You have to ask yourself: "Who in their right mind gave the 1936 Summer Olympics to the Nazis?" After all, it wasn't just Indiana Jones who found them distasteful. The good news is, nobody did that. The games were awarded in 1931 to Germany, but the Nazis didn't come to power until 1933. As NPR explains, they sort of inherited the thing. There was even question whether they'd go through with it. Said Susan Bachrach, curator of special exhibitions at the United States Holocaust Memorial Museum in Washington, D.C., the Nazis "weren't known for their internationalism."

The head of Germany's propaganda ministry, Josef Goebbels, saw the advantage of going ahead — sort of. As Bleacher Report tells us, in 1935 Germany had stripped all Jews of citizenship and legal rights. Hitler appealed to the International Olympic Committee to ban Jewish participation in the games, but failed. Instead, he mandated that only pure Aryans would represent Germany. There was an international movement to boycott the games, which led Hitler to clean up the nation's act, at least temporarily, to give the impression that Germany was a good, wholesome place and an ideal host for the competition.

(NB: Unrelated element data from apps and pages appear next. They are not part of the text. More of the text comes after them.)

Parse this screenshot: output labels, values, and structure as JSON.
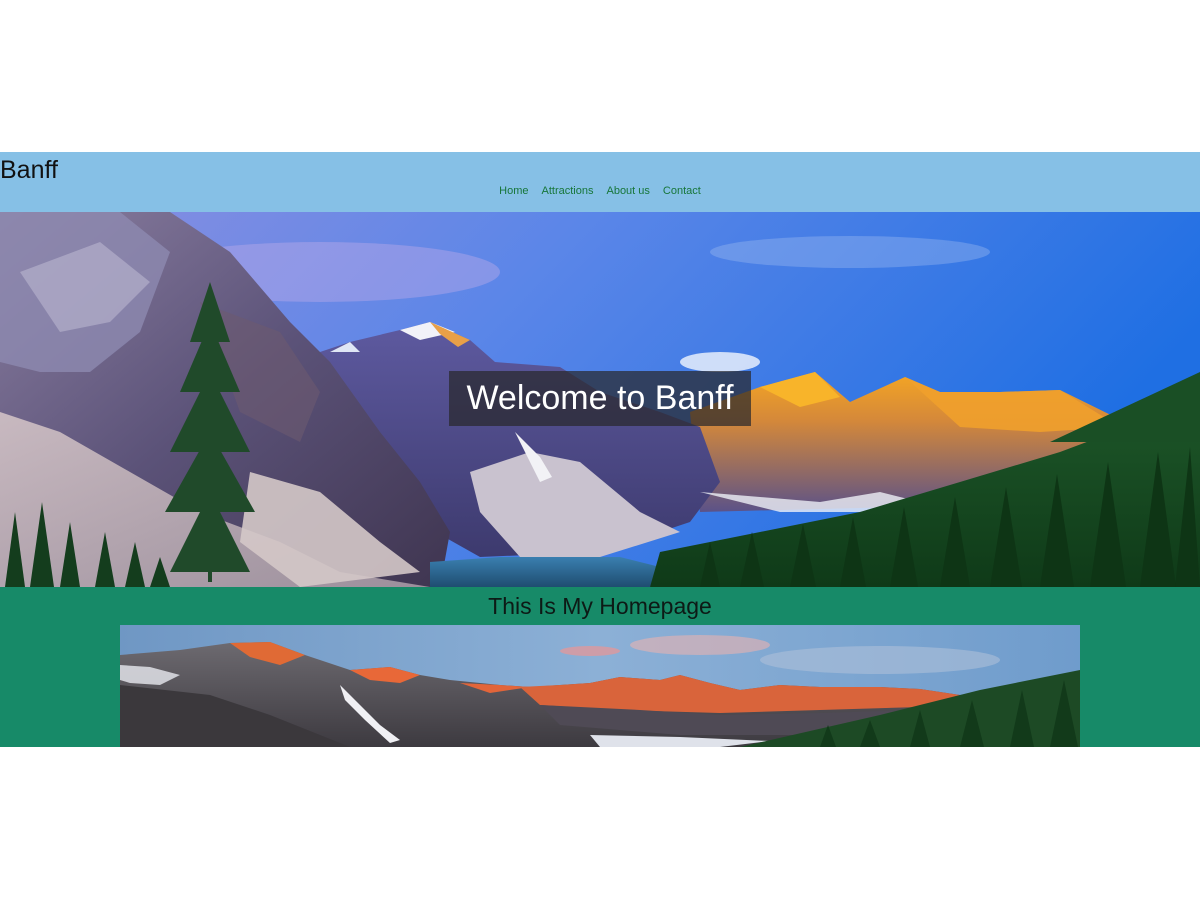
{
  "site": {
    "brand": "Banff",
    "nav": [
      "Home",
      "Attractions",
      "About us",
      "Contact"
    ]
  },
  "hero": {
    "title": "Welcome to Banff",
    "image": "moraine-lake-mountain-photo"
  },
  "content": {
    "heading": "This Is My Homepage",
    "image": "mountain-range-banner-photo"
  },
  "colors": {
    "header_bg": "#86c0e6",
    "nav_link": "#17763a",
    "content_bg": "#178a68",
    "hero_title_bg": "rgba(40,40,45,0.72)"
  }
}
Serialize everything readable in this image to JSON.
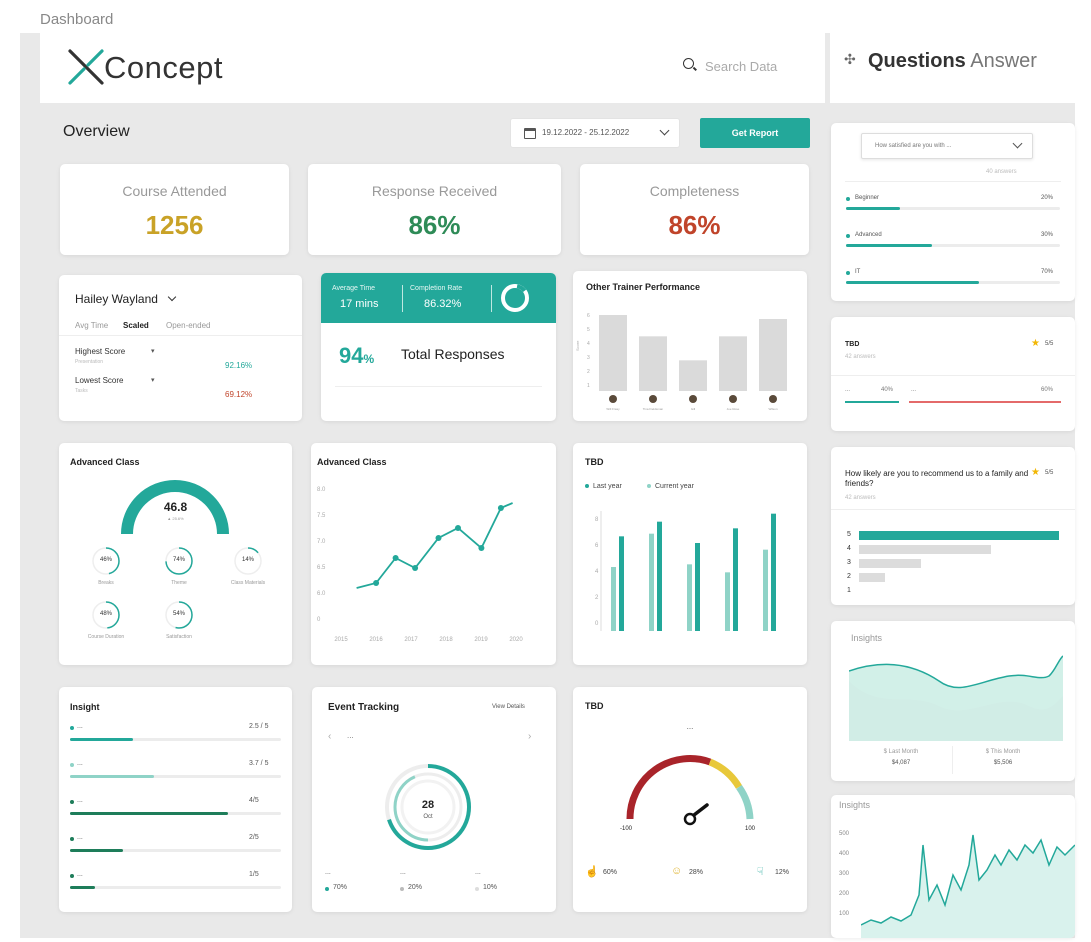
{
  "frame_label": "Dashboard",
  "header": {
    "logo_text": "Concept",
    "search_placeholder": "Search Data"
  },
  "overview": {
    "title": "Overview",
    "date_range": "19.12.2022 - 25.12.2022",
    "report_button": "Get Report"
  },
  "stats": [
    {
      "label": "Course Attended",
      "value": "1256",
      "color": "#c9a227"
    },
    {
      "label": "Response Received",
      "value": "86%",
      "color": "#2e8b57"
    },
    {
      "label": "Completeness",
      "value": "86%",
      "color": "#c0442a"
    }
  ],
  "trainer": {
    "name": "Hailey Wayland",
    "tabs": [
      "Avg Time",
      "Scaled",
      "Open-ended"
    ],
    "active_tab": "Scaled",
    "rows": [
      {
        "label": "Highest Score",
        "sub": "Presentation",
        "value": "92.16%",
        "color": "#23a89a"
      },
      {
        "label": "Lowest Score",
        "sub": "Tasks",
        "value": "69.12%",
        "color": "#c0442a"
      }
    ]
  },
  "responses": {
    "avg_time_label": "Average Time",
    "avg_time_value": "17 mins",
    "completion_label": "Completion Rate",
    "completion_value": "86.32%",
    "percent": "94",
    "percent_sign": "%",
    "total_label": "Total Responses"
  },
  "trainer_perf": {
    "title": "Other Trainer Performance",
    "ylabel": "Score",
    "yticks": [
      "6",
      "5",
      "4",
      "3",
      "2",
      "1"
    ],
    "names": [
      "Will Frasy",
      "Tina Fieldsman",
      "Gill",
      "Joe Rose",
      "Wilson"
    ],
    "chart_data": {
      "type": "bar",
      "categories": [
        "Will Frasy",
        "Tina Fieldsman",
        "Gill",
        "Joe Rose",
        "Wilson"
      ],
      "values": [
        5.7,
        4.1,
        2.3,
        4.1,
        5.4
      ],
      "ylim": [
        0,
        6
      ]
    }
  },
  "advanced_gauge": {
    "title": "Advanced Class",
    "value": "46.8",
    "delta": "▲ 25.6%",
    "rings": [
      {
        "pct": "46%",
        "label": "Breaks",
        "value": 46
      },
      {
        "pct": "74%",
        "label": "Theme",
        "value": 74
      },
      {
        "pct": "14%",
        "label": "Class Materials",
        "value": 14
      },
      {
        "pct": "48%",
        "label": "Course Duration",
        "value": 48
      },
      {
        "pct": "54%",
        "label": "Satisfaction",
        "value": 54
      }
    ]
  },
  "advanced_line": {
    "title": "Advanced Class",
    "chart_data": {
      "type": "line",
      "x": [
        "2015",
        "2016",
        "2017",
        "2018",
        "2019",
        "2020"
      ],
      "yticks": [
        "8.0",
        "7.5",
        "7.0",
        "6.5",
        "6.0",
        "0"
      ],
      "points": [
        [
          2015.4,
          6.0
        ],
        [
          2015.9,
          6.1
        ],
        [
          2016.4,
          6.6
        ],
        [
          2016.9,
          6.4
        ],
        [
          2017.5,
          7.0
        ],
        [
          2018.0,
          7.2
        ],
        [
          2018.6,
          6.8
        ],
        [
          2019.1,
          7.6
        ],
        [
          2019.4,
          7.7
        ]
      ],
      "ylim": [
        5.4,
        8.0
      ]
    }
  },
  "tbd_bars": {
    "title": "TBD",
    "legend": [
      "Last year",
      "Current year"
    ],
    "colors": [
      "#8fd3c7",
      "#23a89a"
    ],
    "yticks": [
      "8",
      "6",
      "4",
      "2",
      "0"
    ],
    "chart_data": {
      "type": "bar",
      "series": [
        {
          "name": "Last year",
          "values": [
            4.8,
            7.3,
            5.0,
            4.4,
            6.1
          ]
        },
        {
          "name": "Current year",
          "values": [
            7.1,
            8.2,
            6.6,
            7.7,
            8.8
          ]
        }
      ],
      "ylim": [
        0,
        9
      ]
    }
  },
  "insight": {
    "title": "Insight",
    "rows": [
      {
        "label": "...",
        "value": "2.5 / 5",
        "fill": 0.3,
        "color": "#23a89a"
      },
      {
        "label": "...",
        "value": "3.7 / 5",
        "fill": 0.4,
        "color": "#8fd3c7"
      },
      {
        "label": "...",
        "value": "4/5",
        "fill": 0.75,
        "color": "#1e7d5a"
      },
      {
        "label": "...",
        "value": "2/5",
        "fill": 0.25,
        "color": "#1e7d5a"
      },
      {
        "label": "...",
        "value": "1/5",
        "fill": 0.12,
        "color": "#1e7d5a"
      }
    ]
  },
  "event": {
    "title": "Event Tracking",
    "details": "View Details",
    "nav_text": "...",
    "day": "28",
    "month": "Oct",
    "legend": [
      {
        "label": "...",
        "pct": "70%",
        "color": "#23a89a"
      },
      {
        "label": "...",
        "pct": "20%",
        "color": "#bbbbbb"
      },
      {
        "label": "...",
        "pct": "10%",
        "color": "#dddddd"
      }
    ]
  },
  "tbd_gauge": {
    "title": "TBD",
    "top_text": "...",
    "min": "-100",
    "max": "100",
    "stats": [
      {
        "icon": "thumbs-up-icon",
        "pct": "60%",
        "color": "#c0442a"
      },
      {
        "icon": "neutral-icon",
        "pct": "28%",
        "color": "#e0b532"
      },
      {
        "icon": "thumbs-down-icon",
        "pct": "12%",
        "color": "#23a89a"
      }
    ]
  },
  "qa": {
    "title_bold": "Questions",
    "title_light": "Answer",
    "dropdown": "How satisfied are you with ...",
    "answers_count": "40 answers",
    "options": [
      {
        "label": "Beginner",
        "pct": "20%",
        "fill": 0.25
      },
      {
        "label": "Advanced",
        "pct": "30%",
        "fill": 0.4
      },
      {
        "label": "IT",
        "pct": "70%",
        "fill": 0.62
      }
    ]
  },
  "tbd_rating": {
    "title": "TBD",
    "answers": "42 answers",
    "score": "5/5",
    "left_pct": "40%",
    "right_pct": "60%",
    "left_label": "...",
    "right_label": "..."
  },
  "recommend": {
    "question": "How likely are you to recommend us to a family and friends?",
    "answers": "42 answers",
    "score": "5/5",
    "rows": [
      {
        "label": "5",
        "value": 1.0,
        "color": "#23a89a"
      },
      {
        "label": "4",
        "value": 0.66,
        "color": "#dcdcdc"
      },
      {
        "label": "3",
        "value": 0.31,
        "color": "#dcdcdc"
      },
      {
        "label": "2",
        "value": 0.13,
        "color": "#dcdcdc"
      },
      {
        "label": "1",
        "value": 0.0,
        "color": "#dcdcdc"
      }
    ]
  },
  "insights_area": {
    "title": "Insights",
    "left_label": "$ Last Month",
    "left_value": "$4,087",
    "right_label": "$ This Month",
    "right_value": "$5,506"
  },
  "insights_line": {
    "title": "Insights",
    "yticks": [
      "500",
      "400",
      "300",
      "200",
      "100"
    ]
  }
}
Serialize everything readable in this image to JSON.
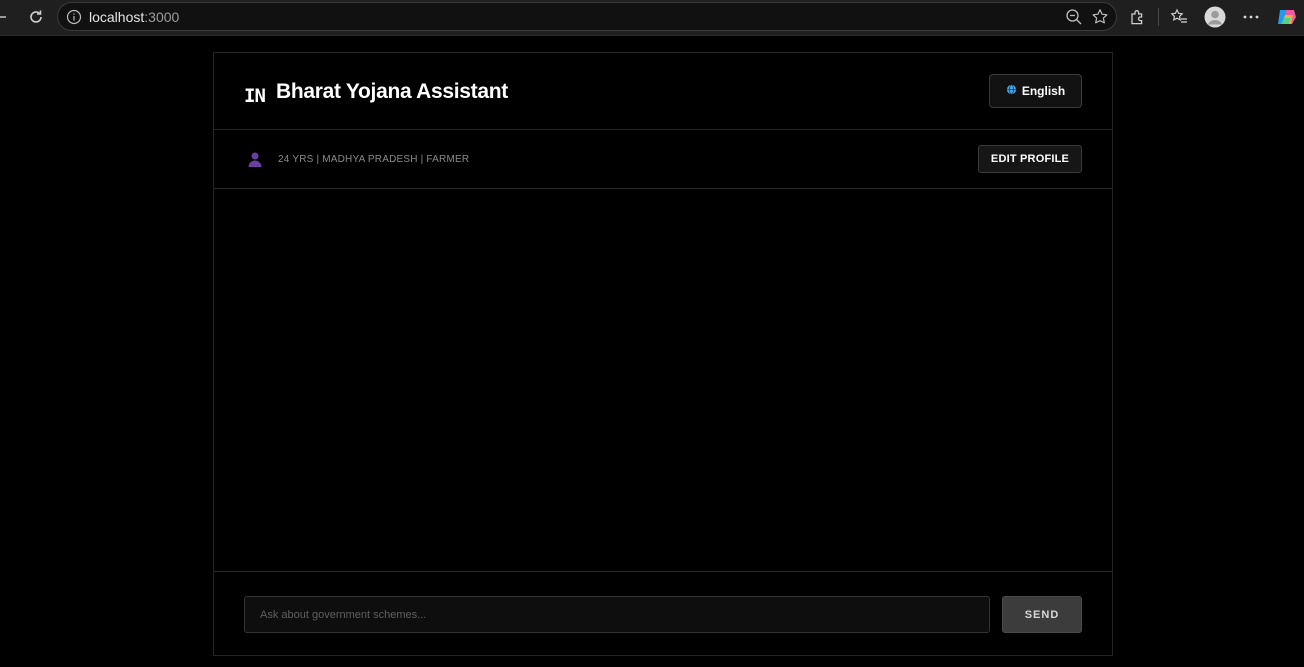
{
  "browser": {
    "url_host": "localhost",
    "url_port": ":3000"
  },
  "app": {
    "flag_code": "IN",
    "title": "Bharat Yojana Assistant",
    "language_label": "English"
  },
  "profile": {
    "summary": "24 YRS | MADHYA PRADESH | FARMER",
    "edit_label": "EDIT PROFILE"
  },
  "composer": {
    "placeholder": "Ask about government schemes...",
    "send_label": "SEND"
  },
  "colors": {
    "background": "#000000",
    "person_icon": "#6b3fa0",
    "globe_icon": "#4aa3e0"
  }
}
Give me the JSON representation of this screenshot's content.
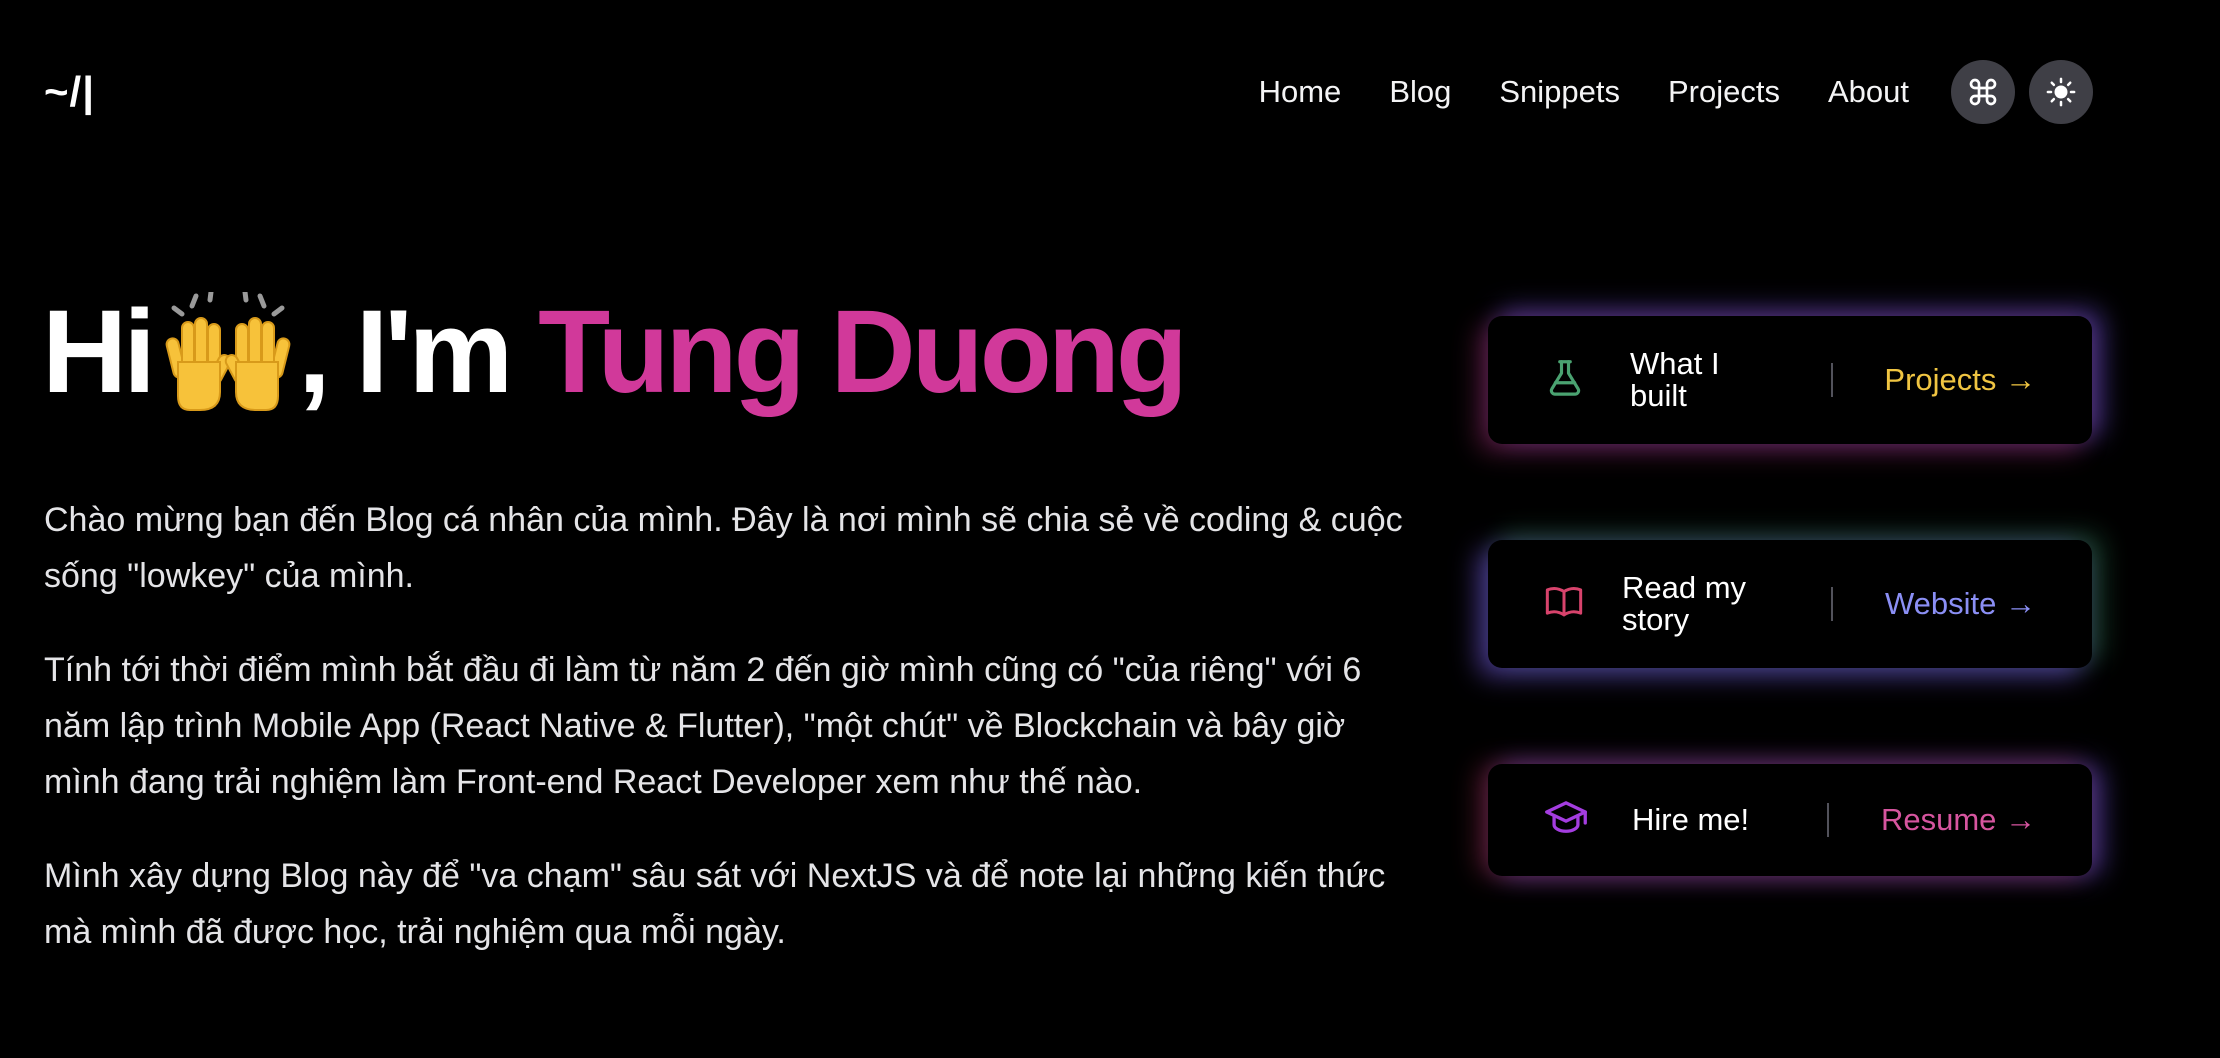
{
  "header": {
    "logo": "~/|",
    "nav": [
      "Home",
      "Blog",
      "Snippets",
      "Projects",
      "About"
    ]
  },
  "hero": {
    "greeting": "Hi",
    "emoji": "🙌",
    "intro": ", I'm ",
    "name": "Tung Duong"
  },
  "paragraphs": [
    "Chào mừng bạn đến Blog cá nhân của mình. Đây là nơi mình sẽ chia sẻ về coding & cuộc sống \"lowkey\" của mình.",
    "Tính tới thời điểm mình bắt đầu đi làm từ năm 2 đến giờ mình cũng có \"của riêng\" với 6 năm lập trình Mobile App (React Native & Flutter), \"một chút\" về Blockchain và bây giờ mình đang trải nghiệm làm Front-end React Developer xem như thế nào.",
    "Mình xây dựng Blog này để \"va chạm\" sâu sát với NextJS và để note lại những kiến thức mà mình đã được học, trải nghiệm qua mỗi ngày."
  ],
  "cards": [
    {
      "icon": "flask-icon",
      "label": "What I built",
      "link": "Projects →",
      "link_color": "#f0c542",
      "icon_color": "#4aa371"
    },
    {
      "icon": "book-icon",
      "label": "Read my story",
      "link": "Website →",
      "link_color": "#8b8ff5",
      "icon_color": "#d8436c"
    },
    {
      "icon": "graduation-cap-icon",
      "label": "Hire me!",
      "link": "Resume →",
      "link_color": "#d6559f",
      "icon_color": "#a43de0"
    }
  ],
  "colors": {
    "background": "#000000",
    "name_accent": "#d1399a",
    "icon_button_bg": "#3f3f46"
  },
  "icons": {
    "command_button": "command-icon",
    "theme_button": "sun-icon"
  }
}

The tradition of the Olympic torch relay began in 1936

One part of the 1936 games that has nothing to do with politics has become a tradition (and in a good way): the Olympic torch relay. Germany was the first to institute the journey of the torch (built of Germany steel, of course) from Greece to Berlin.

Encyclopedia Britannica says that 49 countries ultimately chose to participate, including the United States. The proceedings were filmed for a later documentary by Leni Riefenstahl, who pioneered techniques for capturing the action of the games that are still used today. The games were also televised, after a fashion, as WBUR reports: the events were sent by closed-circuit TV to various viewing halls around the country. More important, the Germans invested heavily in radio equipment and technology to beam the games around the world — audio, anyway.

The head of America's Olympics effort took the position that the games were for athletes, not for politicians, says Biography, and so America committed to the competition.

Jesse Owens brought home four gold medals

The greatest American standout that summer was Jesse Owens, a 28-year-old Black sprinter from Alabama who took home not one, but three individual medals, plus a relay medal — all gold. And setting world records while doing it. It's sometimes reported that Hitler snubbed Owens by failing to salute him, but Biography relates that Hitler had decided to treat all athletes equally, and so after the first day he saluted no one. The audience, however, went nuts for Owens, chanting his name over and over again in excitement.

The 1936 games saw the first time basketball was an event. First time out, and the Germans built the court outside — where the games were played on grass. Nevertheless, the United States took the gold there as well, with a score of 19-8 over Canada.

Many consider the 1936 Summer Olympics the first example of politics nearly overtaking the games. Time quotes author David Clay Large (Nazi Games: The Olympics of 1936): "Those games really set the stage for the Olympics as we know them today. That injection of politics and extreme nationalism, that's continued. There's no question that nationalism is a very fundamental part of it all."